PHILADELPHIA – In solidarity with Mayor Jim Kenney and the Philadelphia Federation of Teachers (PFT), Dr. William R. Hite, Superintendent of the School District of Philadelphia, highlighted the need for the adoption of the Mayor’s entire school funding proposal during a visit to Woodrow Wilson Middle School in northeast Philadelphia.
The visit came just weeks after the District announced its plan to accelerate and expand critical investments within its capital program, which would become reality if Mayor Kenney’s entire school funding proposal for Fiscal Year 2019 is adopted.
“Nothing is more important than the health and safety of our students, and we continue to advocate for funding so that we can provide the learning environments they deserve,” said Dr. Hite. “When our students are excited to come to school because their classrooms have been updated and they feel welcome in their learning spaces, they have the best opportunity for success.”
Under the proposal, the District would be able to expand and accelerate lead paint abatement efforts, start planned building improvements sooner, and add additional projects to its five-year capital plan.
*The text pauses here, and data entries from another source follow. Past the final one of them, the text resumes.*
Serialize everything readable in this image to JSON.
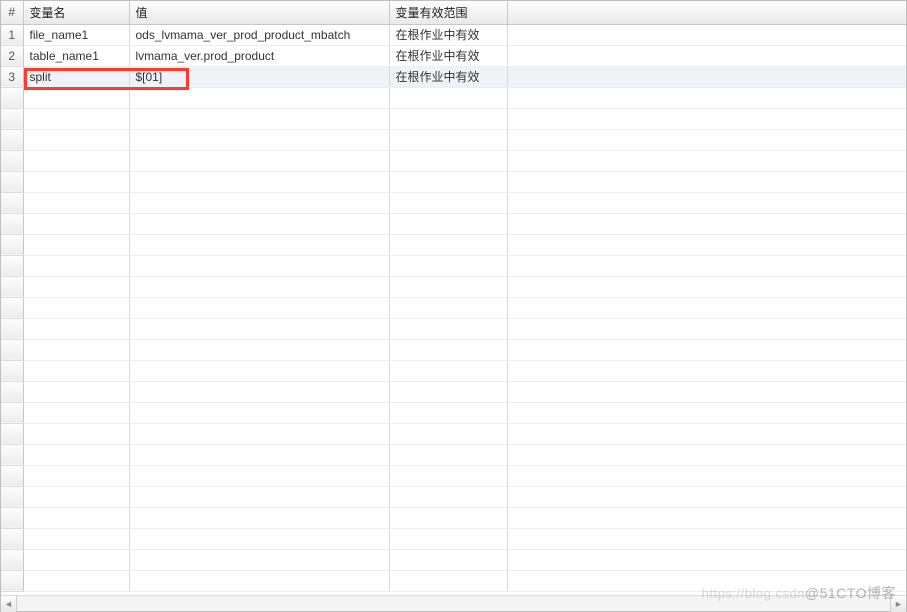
{
  "columns": {
    "num": "#",
    "name": "变量名",
    "value": "值",
    "scope": "变量有效范围"
  },
  "rows": [
    {
      "num": "1",
      "name": "file_name1",
      "value": "ods_lvmama_ver_prod_product_mbatch",
      "scope": "在根作业中有效"
    },
    {
      "num": "2",
      "name": "table_name1",
      "value": "lvmama_ver.prod_product",
      "scope": "在根作业中有效"
    },
    {
      "num": "3",
      "name": "split",
      "value": "$[01]",
      "scope": "在根作业中有效"
    }
  ],
  "watermark": {
    "prefix": "https://blog.csdn",
    "suffix": "@51CTO博客"
  },
  "highlight_row_index": 2
}
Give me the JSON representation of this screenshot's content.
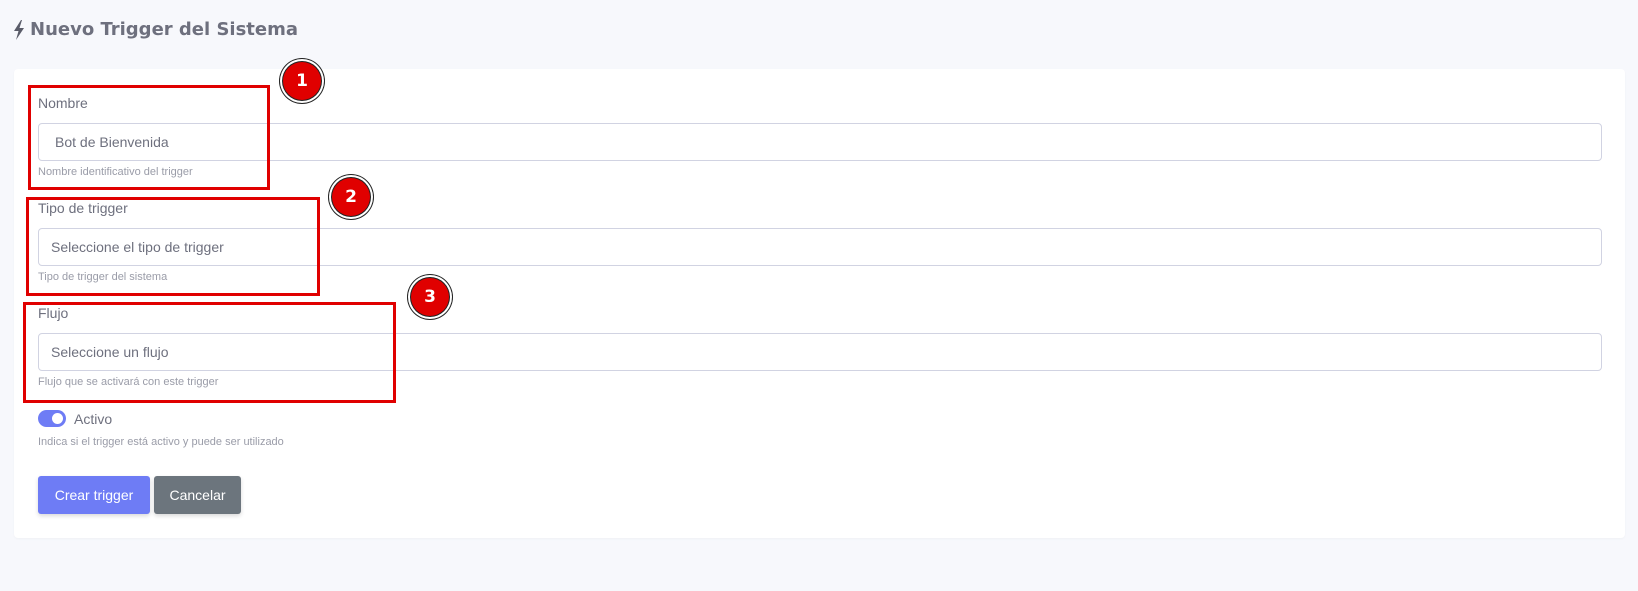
{
  "header": {
    "title": "Nuevo Trigger del Sistema",
    "icon": "bolt-icon"
  },
  "form": {
    "nombre": {
      "label": "Nombre",
      "value": "Bot de Bienvenida",
      "help": "Nombre identificativo del trigger"
    },
    "tipo": {
      "label": "Tipo de trigger",
      "value": "Seleccione el tipo de trigger",
      "help": "Tipo de trigger del sistema"
    },
    "flujo": {
      "label": "Flujo",
      "value": "Seleccione un flujo",
      "help": "Flujo que se activará con este trigger"
    },
    "activo": {
      "label": "Activo",
      "checked": true,
      "help": "Indica si el trigger está activo y puede ser utilizado"
    }
  },
  "buttons": {
    "create": "Crear trigger",
    "cancel": "Cancelar"
  },
  "annotations": [
    "1",
    "2",
    "3"
  ],
  "colors": {
    "accent": "#6e7cf5",
    "secondary": "#6c757d",
    "annotation": "#e00000"
  }
}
“The investments at Wilson will greatly benefit the students and teachers who spend their days there,” said Mayor Kenney. “We can’t prepare our students for the future when their classrooms are stuck in the past. That’s why I’ve proposed a budget that would add stability to District finances and allow for more improvements in facilities and educational programs. If we commit to supporting the District and sustaining its progress, we won’t just be celebrating more capital projects – we’ll be celebrating student achievement.”
Wilson Middle School would receive a new boiler, new paint, upgraded lighting, new technology, expanded outdoor recreational space, regulated heat, modernized science labs so students can engage in STEM, and new furniture, among other improvements.
“The renovations at Wilson will improve learning and working conditions for its students and staff,” said Jerry Jordan, PFT President. “With adequate funding for the District, we can build on recent academic progress and accelerate capital improvements in more schools across the city. It won’t be easy, but the alternative is far worse. We’re counting on local leaders and Philadelphians to support our schools in this pivotal year.”
After years of financial challenges, the District would see balanced budgets through 2023 under Mayor Kenney’s budget proposal, instead of a $630 million cumulative deficit. The plan also would allow the District to borrow an additional $150 million in the spring of 2019, which would provide much needed funds for critical building improvements.
“A safe school with modern technology and high-quality facilities is what the students of Wilson Middle School need in order to thrive academically, socially, and grow into Philadelphians who are leading our economy in all areas of industry,” said City Councilman Bobby Henon. “I am proud of the investment the School District is making in Wilson and across the 6th District. I look forward to working with all our partners to make the investments needed to turn Wilson Middle School into a 21st Century school with leading STEM classrooms and high-quality recreational space that our whole community will enjoy.”